stock dividends

How Dividends Work: Payment Types, Payout Dates, and More

Everyone likes dividends. But many are unsure exactly how dividends work. Here are some basics.

A dividend is a payment to investors from a company’s earnings. Basically, they put money in your pocket when you own that stock. In addition to providing cash, dividends also signify the company’s confidence in their earnings stream. They wouldn’t pay dividends if they had to pull them back at a future date (companies hate doing that).

Here’s how dividends work:

First, when you buy a dividend stock, you need to choose whether you want the dividends paid to be automatically re-invested in the stock. With this option, the dividend will automatically be converted to more stock, and placed into your account. Otherwise, the dividends will be placed into your broker’s money market fund.

What about how dividends work in terms of payment time? There are two dates that are critical. The first is the ex-date. This is the date that determines who gets paid the dividends. For example, if you own a stock with an ex-dividend date of March 1st, and you sell the stock on March 3rd, you will still receive the dividends.

The second date is when the money is actually paid by the company. It may take a few extra days for it to be available to you, but you will be able to see it in your account.

Dividends are usually paid once a quarter, and they usually go up, gradually.

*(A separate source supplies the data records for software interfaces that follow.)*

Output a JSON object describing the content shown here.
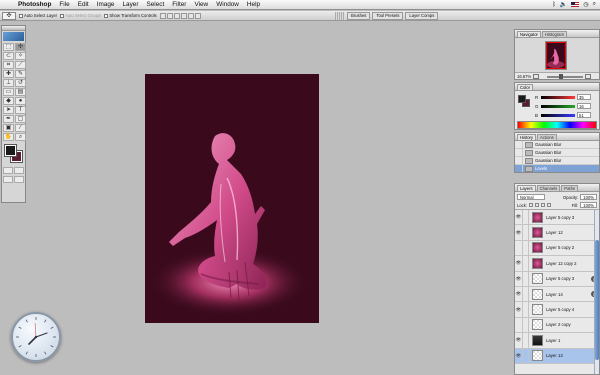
{
  "menubar": {
    "apple": "",
    "app": "Photoshop",
    "menus": [
      "File",
      "Edit",
      "Image",
      "Layer",
      "Select",
      "Filter",
      "View",
      "Window",
      "Help"
    ]
  },
  "options": {
    "auto_select_layer": "Auto Select Layer",
    "auto_select_groups": "Auto Select Groups",
    "show_transform_controls": "Show Transform Controls"
  },
  "palette_well": [
    "Brushes",
    "Tool Presets",
    "Layer Comps"
  ],
  "navigator": {
    "tabs": [
      "Navigator",
      "Histogram"
    ],
    "zoom": "16.67%"
  },
  "color": {
    "tabs": [
      "Color"
    ],
    "channels": [
      {
        "label": "R",
        "value": "35",
        "ramp": "#ff3a3a"
      },
      {
        "label": "G",
        "value": "16",
        "ramp": "#2aa82a"
      },
      {
        "label": "B",
        "value": "51",
        "ramp": "#3a3aff"
      }
    ]
  },
  "history": {
    "tabs": [
      "History",
      "Actions"
    ],
    "items": [
      "Gaussian Blur",
      "Gaussian Blur",
      "Gaussian Blur",
      "Levels"
    ],
    "selected_index": 3
  },
  "layers": {
    "tabs": [
      "Layers",
      "Channels",
      "Paths"
    ],
    "blend_mode": "Normal",
    "opacity_label": "Opacity:",
    "opacity": "100%",
    "lock_label": "Lock:",
    "fill_label": "Fill:",
    "fill": "100%",
    "items": [
      {
        "name": "Layer 5 copy 3",
        "thumb": "pink",
        "eye": true,
        "fx": false
      },
      {
        "name": "Layer 12",
        "thumb": "pink",
        "eye": true,
        "fx": false
      },
      {
        "name": "Layer 5 copy 2",
        "thumb": "pink",
        "eye": false,
        "fx": false
      },
      {
        "name": "Layer 12 copy 2",
        "thumb": "pink",
        "eye": true,
        "fx": false
      },
      {
        "name": "Layer 5 copy 3",
        "thumb": "plain",
        "eye": true,
        "fx": true
      },
      {
        "name": "Layer 14",
        "thumb": "plain",
        "eye": true,
        "fx": true
      },
      {
        "name": "Layer 5 copy 4",
        "thumb": "plain",
        "eye": true,
        "fx": false
      },
      {
        "name": "Layer 2 copy",
        "thumb": "plain",
        "eye": false,
        "fx": false
      },
      {
        "name": "Layer 1",
        "thumb": "dark",
        "eye": true,
        "fx": false
      },
      {
        "name": "Layer 13",
        "thumb": "plain",
        "eye": true,
        "fx": false
      }
    ],
    "selected_index": 9
  },
  "colors": {
    "canvas_bg": "#3a0a1c",
    "figure": "#e0579a",
    "selection": "#a9c4ea"
  }
}
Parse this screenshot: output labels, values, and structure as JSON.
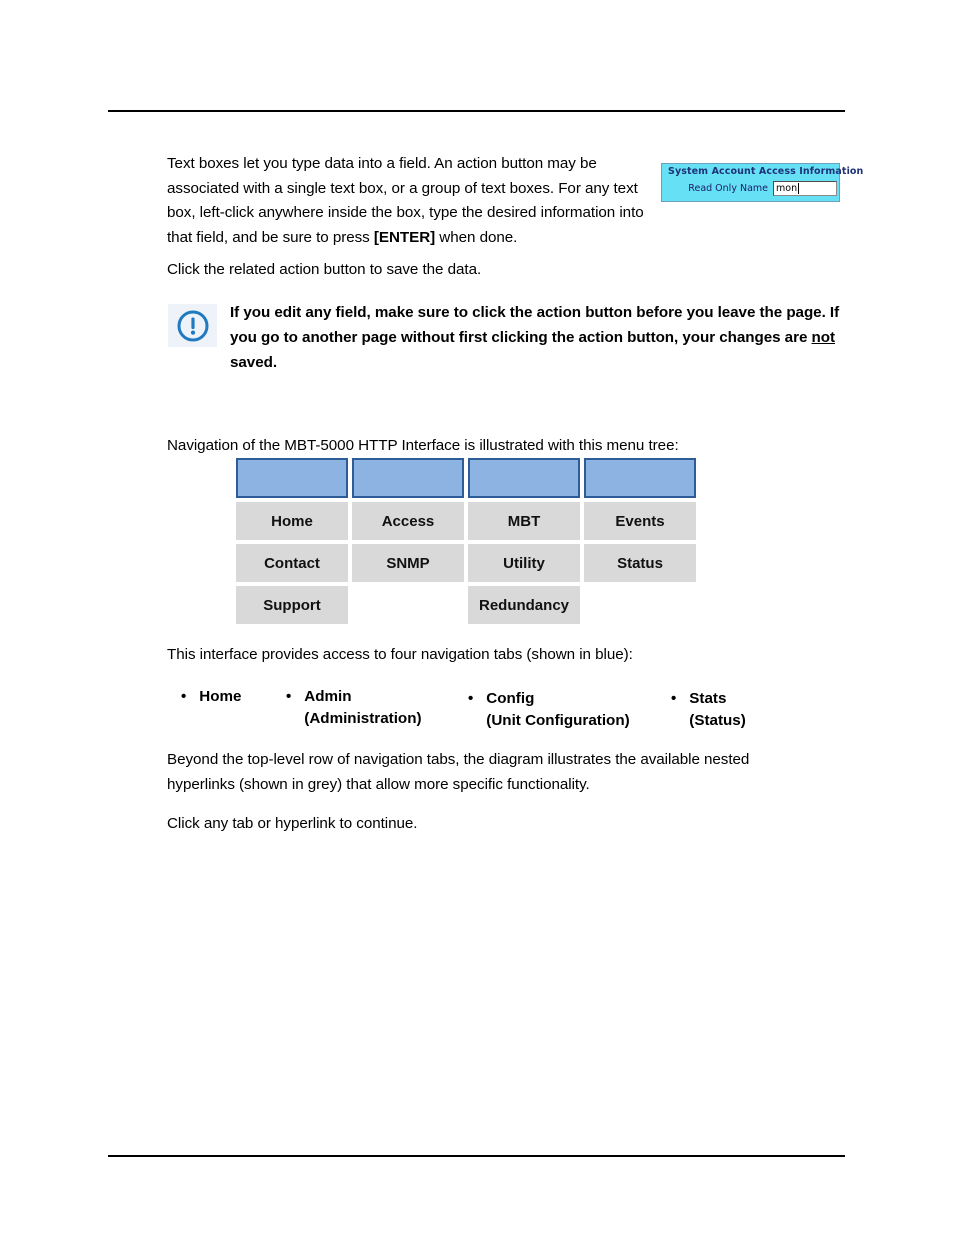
{
  "document": {
    "paragraphs": {
      "intro_1": "Text boxes let you type data into a field. An action button may be associated with a single text box, or a group of text boxes. For any text box, left-click anywhere inside the box, type the desired information into that field, and be sure to press ",
      "intro_1_bold": "[ENTER]",
      "intro_1_tail": " when done.",
      "save_data": "Click the related action button to save the data.",
      "nav_intro": "Navigation of the MBT-5000 HTTP Interface is illustrated with this menu tree:",
      "tabs_intro": "This interface provides access to four navigation tabs (shown in blue):",
      "beyond": "Beyond the top-level row of navigation tabs, the diagram illustrates the available nested hyperlinks (shown in grey) that allow more specific functionality.",
      "click_any": "Click any tab or hyperlink to continue."
    },
    "note": {
      "icon": "exclamation-circle-icon",
      "line_1": "If you edit any field, make sure to click the action button before you leave the page.",
      "line_2": "If you go to another page without first clicking the action button, your changes are ",
      "emphasis": "not",
      "line_2_tail": " saved."
    },
    "textbox_widget": {
      "title": "System Account Access Information",
      "field_label": "Read Only Name",
      "field_value": "mon",
      "field_placeholder": "",
      "header_bg": "#66E0F5",
      "title_color": "#1f3278"
    },
    "menu_tree": {
      "blue_color": "#8DB3E2",
      "blue_border": "#2E5C96",
      "grey_color": "#D9D9D9",
      "columns": [
        {
          "tab": "",
          "links": [
            "Home",
            "Contact",
            "Support"
          ]
        },
        {
          "tab": "",
          "links": [
            "Access",
            "SNMP",
            ""
          ]
        },
        {
          "tab": "",
          "links": [
            "MBT",
            "Utility",
            "Redundancy"
          ]
        },
        {
          "tab": "",
          "links": [
            "Events",
            "Status",
            ""
          ]
        }
      ]
    },
    "tabs_bullets": [
      {
        "name": "Home",
        "sub": ""
      },
      {
        "name": "Admin",
        "sub": "(Administration)"
      },
      {
        "name": "Config",
        "sub": "(Unit Configuration)"
      },
      {
        "name": "Stats",
        "sub": "(Status)"
      }
    ]
  }
}
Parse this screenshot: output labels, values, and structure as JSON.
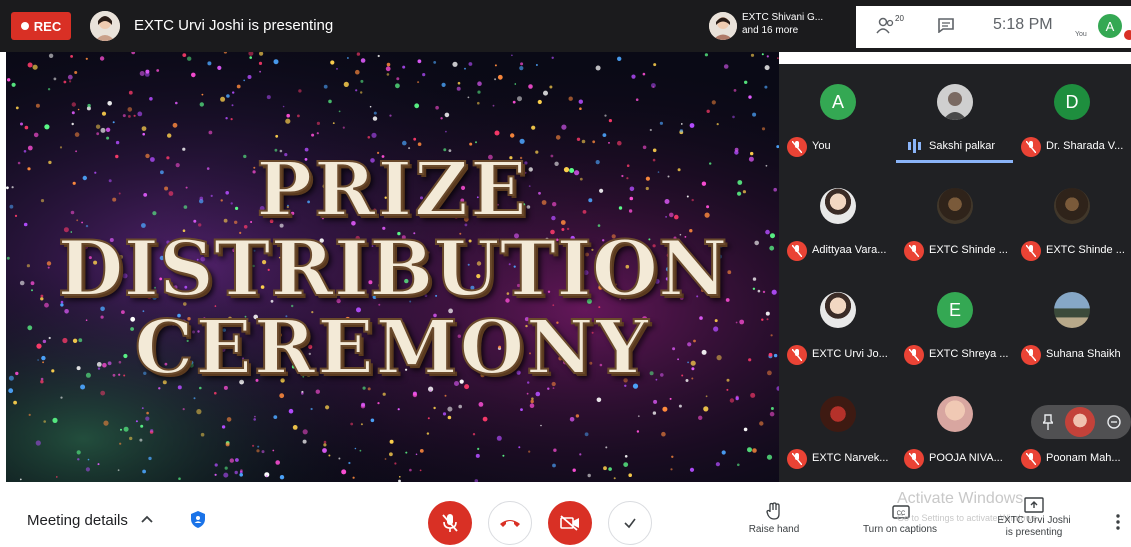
{
  "topbar": {
    "rec_label": "REC",
    "presenting_text": "EXTC Urvi Joshi is presenting",
    "others_line1": "EXTC Shivani G...",
    "others_line2": "and 16 more",
    "people_count": "20",
    "clock": "5:18 PM",
    "you_label": "You",
    "you_initial": "A"
  },
  "stage": {
    "title_line1": "PRIZE",
    "title_line2": "DISTRIBUTION",
    "title_line3": "CEREMONY"
  },
  "participants": [
    {
      "name": "You",
      "initial": "A",
      "avatar_color": "#34a853",
      "muted": true
    },
    {
      "name": "Sakshi palkar",
      "initial": "",
      "avatar_color": "#5f6368",
      "muted": false,
      "speaking": true
    },
    {
      "name": "Dr. Sharada V...",
      "initial": "D",
      "avatar_color": "#1e8e3e",
      "muted": true
    },
    {
      "name": "Adittyaa Vara...",
      "initial": "",
      "avatar_color": "#ffffff",
      "muted": true
    },
    {
      "name": "EXTC Shinde ...",
      "initial": "",
      "avatar_color": "#3b2a1e",
      "muted": true
    },
    {
      "name": "EXTC Shinde ...",
      "initial": "",
      "avatar_color": "#3b2a1e",
      "muted": true
    },
    {
      "name": "EXTC Urvi Jo...",
      "initial": "",
      "avatar_color": "#ffffff",
      "muted": true
    },
    {
      "name": "EXTC Shreya ...",
      "initial": "E",
      "avatar_color": "#34a853",
      "muted": true
    },
    {
      "name": "Suhana Shaikh",
      "initial": "",
      "avatar_color": "#86a7c6",
      "muted": true
    },
    {
      "name": "EXTC Narvek...",
      "initial": "",
      "avatar_color": "#b5312a",
      "muted": true
    },
    {
      "name": "POOJA NIVA...",
      "initial": "",
      "avatar_color": "#f0c9b4",
      "muted": true
    },
    {
      "name": "Poonam Mah...",
      "initial": "",
      "avatar_color": "#d8a6a0",
      "muted": true
    }
  ],
  "bottombar": {
    "meeting_details": "Meeting details",
    "raise_hand": "Raise hand",
    "captions": "Turn on captions",
    "presenting_line1": "EXTC Urvi Joshi",
    "presenting_line2": "is presenting",
    "watermark_title": "Activate Windows",
    "watermark_sub": "Go to Settings to activate Windows."
  },
  "colors": {
    "accent_red": "#d93025",
    "speaking_blue": "#8ab4f8",
    "grid_bg": "#202124"
  }
}
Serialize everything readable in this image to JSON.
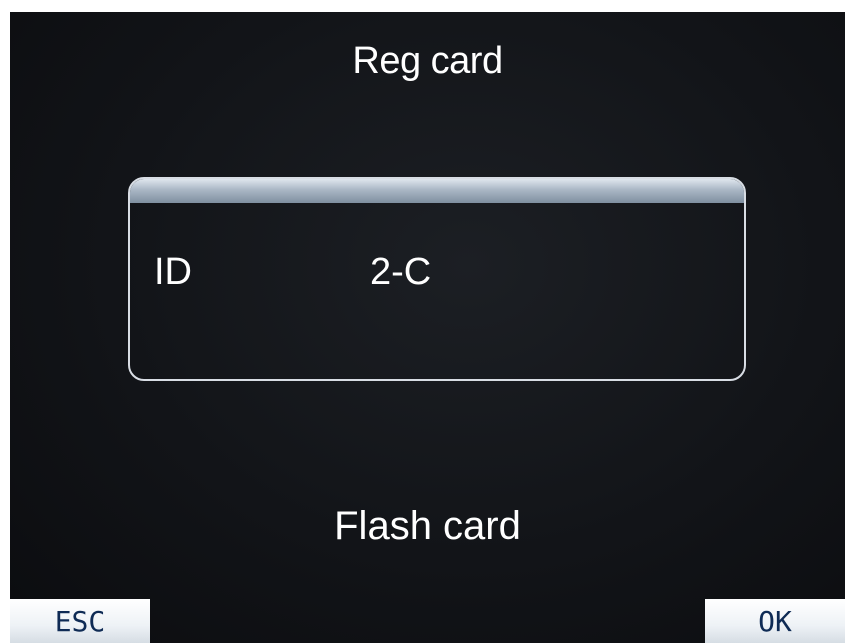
{
  "screen": {
    "title": "Reg card",
    "prompt": "Flash card"
  },
  "card_info": {
    "id_label": "ID",
    "id_value": "2-C"
  },
  "softkeys": {
    "esc_label": "ESC",
    "ok_label": "OK"
  },
  "colors": {
    "background": "#121418",
    "text": "#ffffff",
    "box_border": "#d8dde4",
    "softkey_text": "#0f2b55"
  }
}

Most companies increase dividends once per year.

If you are purchasing a stock for the dividend, understanding how dividends work will help you determine which ones to buy. It is important to understand both how safe the dividend is, and how likely it is to increase in the future.

By looking at earnings growth rates, you can assess whether a company will have more money in the future to pay more dividends. Another great ratio is the payout ratio. This tracks the percentage of earnings that were paid out in dividends. Companies like to keep this ratio fairly consistent.

Keep this in mind before you buy your next dividend stock.